I'm Henry VII is absolutely memorable. In the best and worst ways as it can haunt you for hours...

Sebastian said...

"all good music was created between 1580 and 1980"

Most of it between 1700 and 1910 though.

Off the charts, Coltrane's best made '65 OK.

Ann Althouse said...

"in regards to Henry Viii - now we know where the Ramones got their "second verse, same as the first" from."

Yeah, Henry the 8th is kind of a Ramones song in many ways.

Static Ping said...

Farmer: The guys on the podcast do describe the Herman's Hermits hits as "goofy" but they do seen to like both songs nonetheless.

Personally, I love me some goofy music if it is well done. These were very well done.

Ann: I listened to the music portion (the first half). It was entertaining and the two blokes were pleasant to the ear, but as far as the analysis went it was relatively shallow. Nice fluff. Wouldn't be opposed to listening to it while commuting if I found the topic interesting.

Mr. D said...

I agree with other commenters about '66. It was a very cool year. You had great tunes and Batman and the Man from U.N.C.L.E. on television. This compilation gives a fun overview of the music and television sounds of the year. I'll bet you can buy it from Althouse's Amazon portal, too.

Ann Althouse said...

"Did punk begin with 'I'm Henry The 8th I Am'? The minimal production, the basic drums, the snotty sloppy carefree vocal delivery, the directly Ramones-inspiring, 4th wall breaking cry of "Second Verse, same as the first".. to what extent could this track be considered an overlooked antecendent of the punk rock movement?"

Ann Althouse said...

"OK, it's your blog, not mine, and I mean that sincerely, not ironically or sarcastically.
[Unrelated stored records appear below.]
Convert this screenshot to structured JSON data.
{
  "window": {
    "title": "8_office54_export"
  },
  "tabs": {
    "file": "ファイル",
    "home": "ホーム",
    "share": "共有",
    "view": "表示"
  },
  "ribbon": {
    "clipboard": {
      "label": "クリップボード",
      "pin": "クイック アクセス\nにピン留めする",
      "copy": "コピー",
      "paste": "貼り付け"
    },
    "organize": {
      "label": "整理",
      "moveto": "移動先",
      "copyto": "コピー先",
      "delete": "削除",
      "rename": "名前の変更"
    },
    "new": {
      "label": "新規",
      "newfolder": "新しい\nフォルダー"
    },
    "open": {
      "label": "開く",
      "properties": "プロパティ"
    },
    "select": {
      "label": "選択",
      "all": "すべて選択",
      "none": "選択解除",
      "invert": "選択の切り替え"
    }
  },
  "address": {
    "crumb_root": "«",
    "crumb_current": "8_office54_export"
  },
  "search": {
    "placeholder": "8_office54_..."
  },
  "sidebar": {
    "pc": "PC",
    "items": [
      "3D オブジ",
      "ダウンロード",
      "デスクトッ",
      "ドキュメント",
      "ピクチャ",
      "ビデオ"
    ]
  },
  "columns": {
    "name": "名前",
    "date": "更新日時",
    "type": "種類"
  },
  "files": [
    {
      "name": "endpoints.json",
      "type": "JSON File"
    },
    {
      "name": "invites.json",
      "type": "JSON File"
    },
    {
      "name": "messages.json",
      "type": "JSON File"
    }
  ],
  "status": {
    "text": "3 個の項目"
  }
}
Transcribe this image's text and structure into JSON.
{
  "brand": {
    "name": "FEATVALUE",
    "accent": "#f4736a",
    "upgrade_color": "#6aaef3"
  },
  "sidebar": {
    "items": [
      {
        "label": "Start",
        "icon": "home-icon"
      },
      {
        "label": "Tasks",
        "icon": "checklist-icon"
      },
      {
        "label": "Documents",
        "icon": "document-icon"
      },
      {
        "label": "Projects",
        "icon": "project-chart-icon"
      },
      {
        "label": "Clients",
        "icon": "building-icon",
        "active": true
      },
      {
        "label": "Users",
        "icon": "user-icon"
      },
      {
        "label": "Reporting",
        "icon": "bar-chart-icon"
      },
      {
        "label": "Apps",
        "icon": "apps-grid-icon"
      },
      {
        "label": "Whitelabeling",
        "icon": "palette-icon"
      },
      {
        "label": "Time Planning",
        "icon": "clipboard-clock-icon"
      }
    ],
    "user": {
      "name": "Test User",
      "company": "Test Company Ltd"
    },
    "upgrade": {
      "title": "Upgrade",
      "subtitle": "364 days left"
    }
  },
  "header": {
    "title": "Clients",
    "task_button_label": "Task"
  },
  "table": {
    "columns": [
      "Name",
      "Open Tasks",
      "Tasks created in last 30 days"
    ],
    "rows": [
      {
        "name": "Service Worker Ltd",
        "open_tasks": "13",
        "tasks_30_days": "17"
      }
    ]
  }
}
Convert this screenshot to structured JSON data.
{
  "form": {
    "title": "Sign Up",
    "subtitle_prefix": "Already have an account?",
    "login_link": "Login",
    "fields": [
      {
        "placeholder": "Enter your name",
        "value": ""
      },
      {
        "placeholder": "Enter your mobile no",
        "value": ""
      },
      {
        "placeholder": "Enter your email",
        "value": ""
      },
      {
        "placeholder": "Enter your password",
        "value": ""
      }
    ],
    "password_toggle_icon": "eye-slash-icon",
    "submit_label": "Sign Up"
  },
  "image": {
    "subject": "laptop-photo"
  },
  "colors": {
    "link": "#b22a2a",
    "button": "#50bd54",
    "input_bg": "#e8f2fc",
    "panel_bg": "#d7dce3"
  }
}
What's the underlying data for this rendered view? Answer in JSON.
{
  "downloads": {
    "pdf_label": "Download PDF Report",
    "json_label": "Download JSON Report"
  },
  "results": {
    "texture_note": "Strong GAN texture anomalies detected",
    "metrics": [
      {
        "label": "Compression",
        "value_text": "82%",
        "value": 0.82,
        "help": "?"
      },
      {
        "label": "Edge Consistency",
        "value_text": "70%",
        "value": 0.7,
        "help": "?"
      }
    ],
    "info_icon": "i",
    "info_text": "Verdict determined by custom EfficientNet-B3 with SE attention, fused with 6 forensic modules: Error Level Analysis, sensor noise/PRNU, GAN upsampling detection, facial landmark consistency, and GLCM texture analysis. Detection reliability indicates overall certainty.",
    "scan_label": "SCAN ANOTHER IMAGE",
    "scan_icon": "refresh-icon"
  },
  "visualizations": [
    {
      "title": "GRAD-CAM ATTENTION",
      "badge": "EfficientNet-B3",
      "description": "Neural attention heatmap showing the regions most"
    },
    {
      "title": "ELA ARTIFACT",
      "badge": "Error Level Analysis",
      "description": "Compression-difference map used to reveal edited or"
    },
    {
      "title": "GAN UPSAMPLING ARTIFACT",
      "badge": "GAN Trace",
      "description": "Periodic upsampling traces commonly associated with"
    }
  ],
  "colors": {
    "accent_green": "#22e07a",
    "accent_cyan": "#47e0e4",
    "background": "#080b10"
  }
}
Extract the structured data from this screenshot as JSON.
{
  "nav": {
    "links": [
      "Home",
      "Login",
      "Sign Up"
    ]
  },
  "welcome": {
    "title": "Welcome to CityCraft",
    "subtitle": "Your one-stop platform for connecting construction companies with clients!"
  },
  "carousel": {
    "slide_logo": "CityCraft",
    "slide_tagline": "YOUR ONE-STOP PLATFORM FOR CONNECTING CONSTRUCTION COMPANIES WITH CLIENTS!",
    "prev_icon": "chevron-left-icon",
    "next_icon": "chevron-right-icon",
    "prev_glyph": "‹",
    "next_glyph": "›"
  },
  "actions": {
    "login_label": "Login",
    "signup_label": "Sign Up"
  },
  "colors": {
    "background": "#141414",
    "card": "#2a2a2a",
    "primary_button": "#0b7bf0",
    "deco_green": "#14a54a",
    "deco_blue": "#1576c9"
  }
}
I am going to count to ten before posting from now on."

It might help to stop and think why I chose to post this. Think how disappointing it is to me to put something up that I believe is good and then to see comments that didn't even absorb what was pointed at but jumped to bitch about something that was a waste of time. Who's wasting whose time?

Ann Althouse said...

I made a new post on the Henry VIII/Ramones stuff.